Plus I have homework, but grades are nothing!

see yuns later.

I figure I have to write about 2000 words a day to win this thing now. Or complete the challenge, anyways. Wish me luck.

Somebody Said…

Somebody once said,

“There are two kinds of people in the world, those who walk into a room and say, ‘Okay, here I am,’ and those who walk in and say ‘Oh, there you are.'”

I saw it on a quote site, but can’t find it again, so there you are. I think it’s interesting what this says about people. Sometimes I feel like I’m one, sometimes the other. It’s impossible to put someone in either category all the time, but we are always either one or the other.

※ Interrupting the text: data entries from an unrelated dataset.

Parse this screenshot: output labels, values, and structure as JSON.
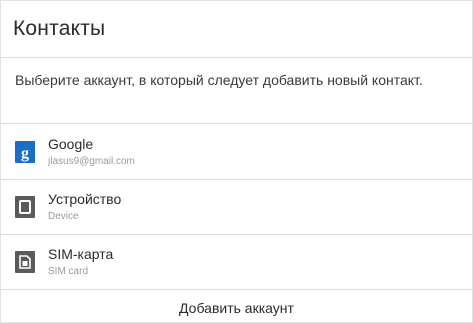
{
  "dialog": {
    "title": "Контакты",
    "message": "Выберите аккаунт, в который следует добавить новый контакт."
  },
  "accounts": [
    {
      "name": "Google",
      "subtitle": "jlasus9@gmail.com",
      "icon": "google-icon",
      "color": "#1a6fc4"
    },
    {
      "name": "Устройство",
      "subtitle": "Device",
      "icon": "device-icon",
      "color": "#5a5a5a"
    },
    {
      "name": "SIM-карта",
      "subtitle": "SIM card",
      "icon": "sim-card-icon",
      "color": "#5a5a5a"
    }
  ],
  "footer": {
    "add_account_label": "Добавить аккаунт"
  }
}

Also we have words today:

subfusc

felicity

These words are pretty opposite in their connotations, although thanks to the tv show, felicity has a certain connotation of a pretty, curly-haired, hare-brained female.

Discuss!

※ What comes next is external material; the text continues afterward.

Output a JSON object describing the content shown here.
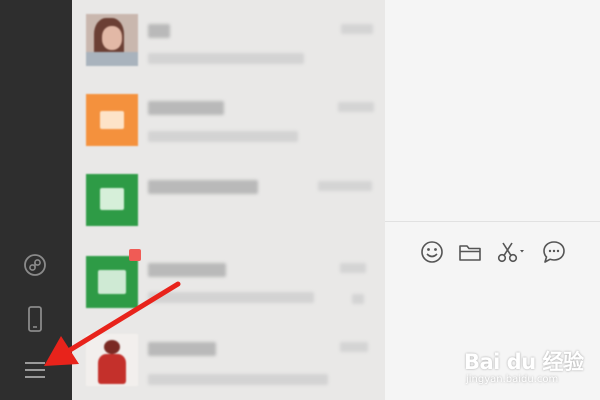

I think I’m going to make this a regular Wednesday thing.
“Words of Wednesday” Or “Wednesday’s Weekly Words” or something else like that.

Sonnet III

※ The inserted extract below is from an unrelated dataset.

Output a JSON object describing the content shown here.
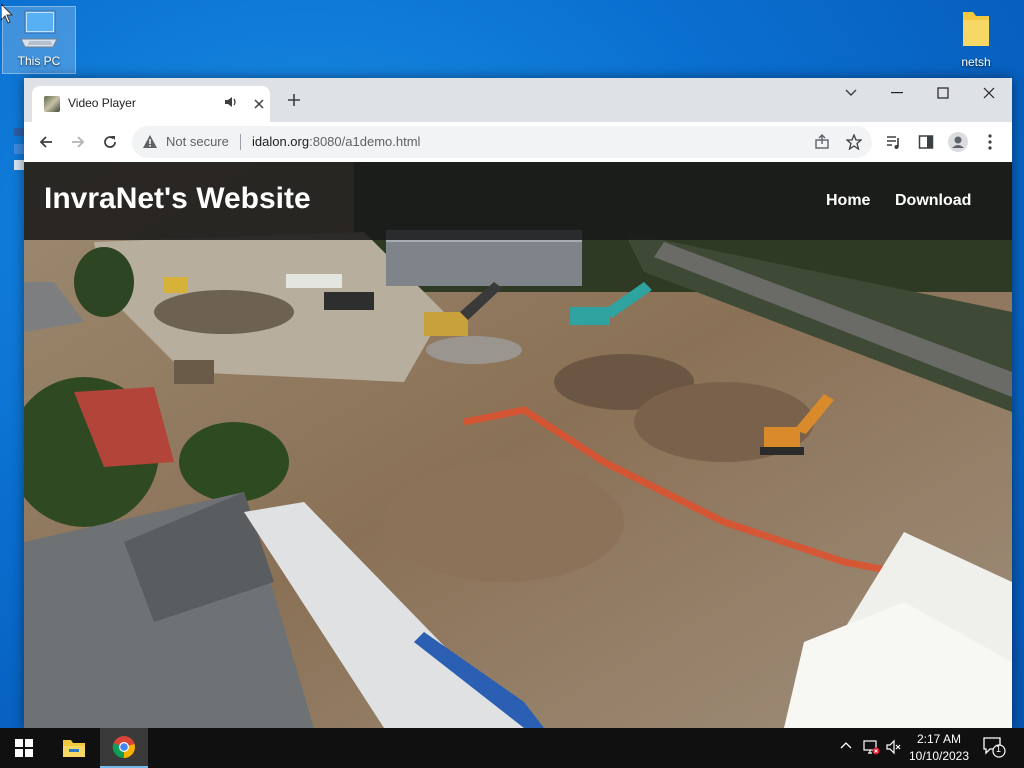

Sonnet III
On Becoming Aware of Death

Maybe it was the year the Challenger failed
on TV, maybe the year they showed the standing
man in front of the tank, his hand pale
against the olive-drab paint in the square in Beijing

and he refused to move. He’s crushed under
tread and they showed clips on the news
for a week, or maybe two, but over and over
again. These were not it, but I still had curfew

at dark, and my parents watched ABC
because they knew and trusted World News Tonight
with Peter Jennings. It was the night he
showed the men kneeling down blindfolded in line

and said something about gross images,
then black and white exploding blood and heads.

–NOTES–

Yes, it still needs work. Especially in the metrics. But it is much farther along than how it started out:

I think it was fourth grade
the year the Challenger failed
or maybe later, the man standing
in front of a tank, unmoving, slowly
crushed down under treads in Beijing.
They showed these on the news, but
these were not it. It was when,
on ABC (my parents were Jennings’ fans)
they showed the men, blindfolded, on
their knees, lined up straight, heads bowed,
hands tied, grainy black and white,
each shot in the back of the head
by his own AK-47-wielding executioner,
that I knew Death’s face.

Which not only poorly fits the form, but also makes a poor poem, being circuitous and too laden with my own realization when it is so obviously stated in the title. Plus, ‘Death’s face’ sounds trite to me. Also, anyone who has seen these clips will recall them in detail without my forcing those details on them. The final image in the current revision is sudden and shocking, definite, while the last line of the draft is unoriginal and forgettable. That final punch is important to this poem, and reinforces the impact seeing this clip had on me. It made me throw up, all the dinner I had just finished into the toilet, and I felt sick for some time.